--- START ---
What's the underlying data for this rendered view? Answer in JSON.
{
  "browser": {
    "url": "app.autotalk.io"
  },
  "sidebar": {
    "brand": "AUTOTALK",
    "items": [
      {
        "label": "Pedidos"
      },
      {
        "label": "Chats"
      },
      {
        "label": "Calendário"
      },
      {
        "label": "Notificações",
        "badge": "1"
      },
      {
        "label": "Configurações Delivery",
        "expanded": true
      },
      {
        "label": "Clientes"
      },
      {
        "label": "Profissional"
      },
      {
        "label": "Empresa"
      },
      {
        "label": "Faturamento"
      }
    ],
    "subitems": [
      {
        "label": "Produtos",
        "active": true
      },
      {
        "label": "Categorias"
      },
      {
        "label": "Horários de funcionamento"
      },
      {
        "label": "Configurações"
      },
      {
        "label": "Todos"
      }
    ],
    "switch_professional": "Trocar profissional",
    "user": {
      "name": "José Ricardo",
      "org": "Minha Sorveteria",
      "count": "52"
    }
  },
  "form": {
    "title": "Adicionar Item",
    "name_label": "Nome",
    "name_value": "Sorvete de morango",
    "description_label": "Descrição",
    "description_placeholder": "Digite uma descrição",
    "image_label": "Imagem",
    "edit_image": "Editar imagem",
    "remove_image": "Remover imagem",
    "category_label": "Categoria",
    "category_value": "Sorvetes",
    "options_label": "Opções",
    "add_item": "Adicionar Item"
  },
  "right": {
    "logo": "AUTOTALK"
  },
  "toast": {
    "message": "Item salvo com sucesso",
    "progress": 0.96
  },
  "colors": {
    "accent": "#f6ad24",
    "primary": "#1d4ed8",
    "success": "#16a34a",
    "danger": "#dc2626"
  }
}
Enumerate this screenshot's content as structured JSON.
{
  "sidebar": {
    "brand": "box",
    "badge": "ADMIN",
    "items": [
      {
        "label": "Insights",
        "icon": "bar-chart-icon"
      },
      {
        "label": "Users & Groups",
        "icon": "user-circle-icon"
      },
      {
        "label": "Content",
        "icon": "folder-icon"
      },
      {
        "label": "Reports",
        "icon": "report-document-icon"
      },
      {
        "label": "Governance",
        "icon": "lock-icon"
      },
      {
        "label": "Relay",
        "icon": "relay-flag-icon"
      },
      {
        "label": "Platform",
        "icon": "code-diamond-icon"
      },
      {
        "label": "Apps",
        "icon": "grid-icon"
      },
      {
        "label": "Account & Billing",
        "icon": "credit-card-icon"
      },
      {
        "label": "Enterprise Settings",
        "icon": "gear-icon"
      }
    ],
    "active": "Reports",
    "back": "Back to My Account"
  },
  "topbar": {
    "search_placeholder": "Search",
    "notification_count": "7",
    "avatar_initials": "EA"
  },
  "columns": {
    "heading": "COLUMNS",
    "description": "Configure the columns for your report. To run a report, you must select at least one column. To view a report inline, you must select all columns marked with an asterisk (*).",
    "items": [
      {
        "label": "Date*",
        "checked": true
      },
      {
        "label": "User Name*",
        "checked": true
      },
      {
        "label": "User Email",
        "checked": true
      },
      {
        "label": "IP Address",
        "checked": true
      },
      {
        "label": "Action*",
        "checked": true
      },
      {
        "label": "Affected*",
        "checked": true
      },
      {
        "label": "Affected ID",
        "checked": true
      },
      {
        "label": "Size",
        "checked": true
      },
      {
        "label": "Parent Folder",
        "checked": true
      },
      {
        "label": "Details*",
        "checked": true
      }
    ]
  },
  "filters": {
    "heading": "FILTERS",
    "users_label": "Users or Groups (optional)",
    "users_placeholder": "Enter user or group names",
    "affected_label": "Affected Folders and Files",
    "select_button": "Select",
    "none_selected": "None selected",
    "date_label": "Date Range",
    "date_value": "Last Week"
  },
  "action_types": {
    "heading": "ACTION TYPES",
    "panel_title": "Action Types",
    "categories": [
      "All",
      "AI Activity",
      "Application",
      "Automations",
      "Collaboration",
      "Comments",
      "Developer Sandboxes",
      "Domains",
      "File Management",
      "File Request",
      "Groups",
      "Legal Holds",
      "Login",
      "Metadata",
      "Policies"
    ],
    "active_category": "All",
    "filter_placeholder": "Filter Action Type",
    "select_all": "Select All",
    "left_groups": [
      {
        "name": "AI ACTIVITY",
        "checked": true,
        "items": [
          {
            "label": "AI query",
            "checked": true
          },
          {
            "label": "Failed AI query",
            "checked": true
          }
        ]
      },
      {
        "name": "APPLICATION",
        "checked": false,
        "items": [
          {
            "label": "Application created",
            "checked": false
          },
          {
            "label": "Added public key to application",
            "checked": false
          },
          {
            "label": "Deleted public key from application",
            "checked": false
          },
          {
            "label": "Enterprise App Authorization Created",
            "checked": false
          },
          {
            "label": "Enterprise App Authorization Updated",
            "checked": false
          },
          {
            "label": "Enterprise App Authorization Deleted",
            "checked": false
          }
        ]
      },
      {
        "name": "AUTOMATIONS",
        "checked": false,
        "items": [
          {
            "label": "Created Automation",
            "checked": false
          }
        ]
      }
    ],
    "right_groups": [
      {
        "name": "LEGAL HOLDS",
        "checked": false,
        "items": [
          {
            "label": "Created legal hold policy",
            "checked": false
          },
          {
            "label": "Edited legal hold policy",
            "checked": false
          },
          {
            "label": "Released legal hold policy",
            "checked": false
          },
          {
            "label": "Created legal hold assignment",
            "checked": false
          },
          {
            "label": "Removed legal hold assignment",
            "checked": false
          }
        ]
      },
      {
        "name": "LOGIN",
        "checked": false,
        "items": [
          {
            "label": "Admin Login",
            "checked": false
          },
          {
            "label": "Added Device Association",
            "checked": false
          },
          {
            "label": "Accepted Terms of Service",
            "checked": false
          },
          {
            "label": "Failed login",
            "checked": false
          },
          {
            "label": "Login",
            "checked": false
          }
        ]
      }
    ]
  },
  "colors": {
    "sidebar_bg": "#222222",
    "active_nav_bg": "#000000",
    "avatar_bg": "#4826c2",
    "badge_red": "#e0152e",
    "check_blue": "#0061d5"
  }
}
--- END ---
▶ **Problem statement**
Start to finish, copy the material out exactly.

▶ **Response area**
What's the underlying data for this rendered view? Answer in JSON.
{
  "browser": {
    "url": "app.autotalk.io"
  },
  "sidebar": {
    "brand": "AUTOTALK",
    "items": [
      {
        "label": "Pedidos"
      },
      {
        "label": "Chats"
      },
      {
        "label": "Calendário"
      },
      {
        "label": "Notificações",
        "badge": "1"
      },
      {
        "label": "Configurações Delivery",
        "expanded": true
      },
      {
        "label": "Clientes"
      },
      {
        "label": "Profissional"
      },
      {
        "label": "Empresa"
      },
      {
        "label": "Faturamento"
      }
    ],
    "subitems": [
      {
        "label": "Produtos",
        "active": true
      },
      {
        "label": "Categorias"
      },
      {
        "label": "Horários de funcionamento"
      },
      {
        "label": "Configurações"
      },
      {
        "label": "Todos"
      }
    ],
    "switch_professional": "Trocar profissional",
    "user": {
      "name": "José Ricardo",
      "org": "Minha Sorveteria",
      "count": "52"
    }
  },
  "form": {
    "title": "Adicionar Item",
    "name_label": "Nome",
    "name_value": "Sorvete de morango",
    "description_label": "Descrição",
    "description_placeholder": "Digite uma descrição",
    "image_label": "Imagem",
    "edit_image": "Editar imagem",
    "remove_image": "Remover imagem",
    "category_label": "Categoria",
    "category_value": "Sorvetes",
    "options_label": "Opções",
    "add_item": "Adicionar Item"
  },
  "right": {
    "logo": "AUTOTALK"
  },
  "toast": {
    "message": "Item salvo com sucesso",
    "progress": 0.96
  },
  "colors": {
    "accent": "#f6ad24",
    "primary": "#1d4ed8",
    "success": "#16a34a",
    "danger": "#dc2626"
  }
}
Enumerate this screenshot's content as structured JSON.
{
  "sidebar": {
    "brand": "box",
    "badge": "ADMIN",
    "items": [
      {
        "label": "Insights",
        "icon": "bar-chart-icon"
      },
      {
        "label": "Users & Groups",
        "icon": "user-circle-icon"
      },
      {
        "label": "Content",
        "icon": "folder-icon"
      },
      {
        "label": "Reports",
        "icon": "report-document-icon"
      },
      {
        "label": "Governance",
        "icon": "lock-icon"
      },
      {
        "label": "Relay",
        "icon": "relay-flag-icon"
      },
      {
        "label": "Platform",
        "icon": "code-diamond-icon"
      },
      {
        "label": "Apps",
        "icon": "grid-icon"
      },
      {
        "label": "Account & Billing",
        "icon": "credit-card-icon"
      },
      {
        "label": "Enterprise Settings",
        "icon": "gear-icon"
      }
    ],
    "active": "Reports",
    "back": "Back to My Account"
  },
  "topbar": {
    "search_placeholder": "Search",
    "notification_count": "7",
    "avatar_initials": "EA"
  },
  "columns": {
    "heading": "COLUMNS",
    "description": "Configure the columns for your report. To run a report, you must select at least one column. To view a report inline, you must select all columns marked with an asterisk (*).",
    "items": [
      {
        "label": "Date*",
        "checked": true
      },
      {
        "label": "User Name*",
        "checked": true
      },
      {
        "label": "User Email",
        "checked": true
      },
      {
        "label": "IP Address",
        "checked": true
      },
      {
        "label": "Action*",
        "checked": true
      },
      {
        "label": "Affected*",
        "checked": true
      },
      {
        "label": "Affected ID",
        "checked": true
      },
      {
        "label": "Size",
        "checked": true
      },
      {
        "label": "Parent Folder",
        "checked": true
      },
      {
        "label": "Details*",
        "checked": true
      }
    ]
  },
  "filters": {
    "heading": "FILTERS",
    "users_label": "Users or Groups (optional)",
    "users_placeholder": "Enter user or group names",
    "affected_label": "Affected Folders and Files",
    "select_button": "Select",
    "none_selected": "None selected",
    "date_label": "Date Range",
    "date_value": "Last Week"
  },
  "action_types": {
    "heading": "ACTION TYPES",
    "panel_title": "Action Types",
    "categories": [
      "All",
      "AI Activity",
      "Application",
      "Automations",
      "Collaboration",
      "Comments",
      "Developer Sandboxes",
      "Domains",
      "File Management",
      "File Request",
      "Groups",
      "Legal Holds",
      "Login",
      "Metadata",
      "Policies"
    ],
    "active_category": "All",
    "filter_placeholder": "Filter Action Type",
    "select_all": "Select All",
    "left_groups": [
      {
        "name": "AI ACTIVITY",
        "checked": true,
        "items": [
          {
            "label": "AI query",
            "checked": true
          },
          {
            "label": "Failed AI query",
            "checked": true
          }
        ]
      },
      {
        "name": "APPLICATION",
        "checked": false,
        "items": [
          {
            "label": "Application created",
            "checked": false
          },
          {
            "label": "Added public key to application",
            "checked": false
          },
          {
            "label": "Deleted public key from application",
            "checked": false
          },
          {
            "label": "Enterprise App Authorization Created",
            "checked": false
          },
          {
            "label": "Enterprise App Authorization Updated",
            "checked": false
          },
          {
            "label": "Enterprise App Authorization Deleted",
            "checked": false
          }
        ]
      },
      {
        "name": "AUTOMATIONS",
        "checked": false,
        "items": [
          {
            "label": "Created Automation",
            "checked": false
          }
        ]
      }
    ],
    "right_groups": [
      {
        "name": "LEGAL HOLDS",
        "checked": false,
        "items": [
          {
            "label": "Created legal hold policy",
            "checked": false
          },
          {
            "label": "Edited legal hold policy",
            "checked": false
          },
          {
            "label": "Released legal hold policy",
            "checked": false
          },
          {
            "label": "Created legal hold assignment",
            "checked": false
          },
          {
            "label": "Removed legal hold assignment",
            "checked": false
          }
        ]
      },
      {
        "name": "LOGIN",
        "checked": false,
        "items": [
          {
            "label": "Admin Login",
            "checked": false
          },
          {
            "label": "Added Device Association",
            "checked": false
          },
          {
            "label": "Accepted Terms of Service",
            "checked": false
          },
          {
            "label": "Failed login",
            "checked": false
          },
          {
            "label": "Login",
            "checked": false
          }
        ]
      }
    ]
  },
  "colors": {
    "sidebar_bg": "#222222",
    "active_nav_bg": "#000000",
    "avatar_bg": "#4826c2",
    "badge_red": "#e0152e",
    "check_blue": "#0061d5"
  }
}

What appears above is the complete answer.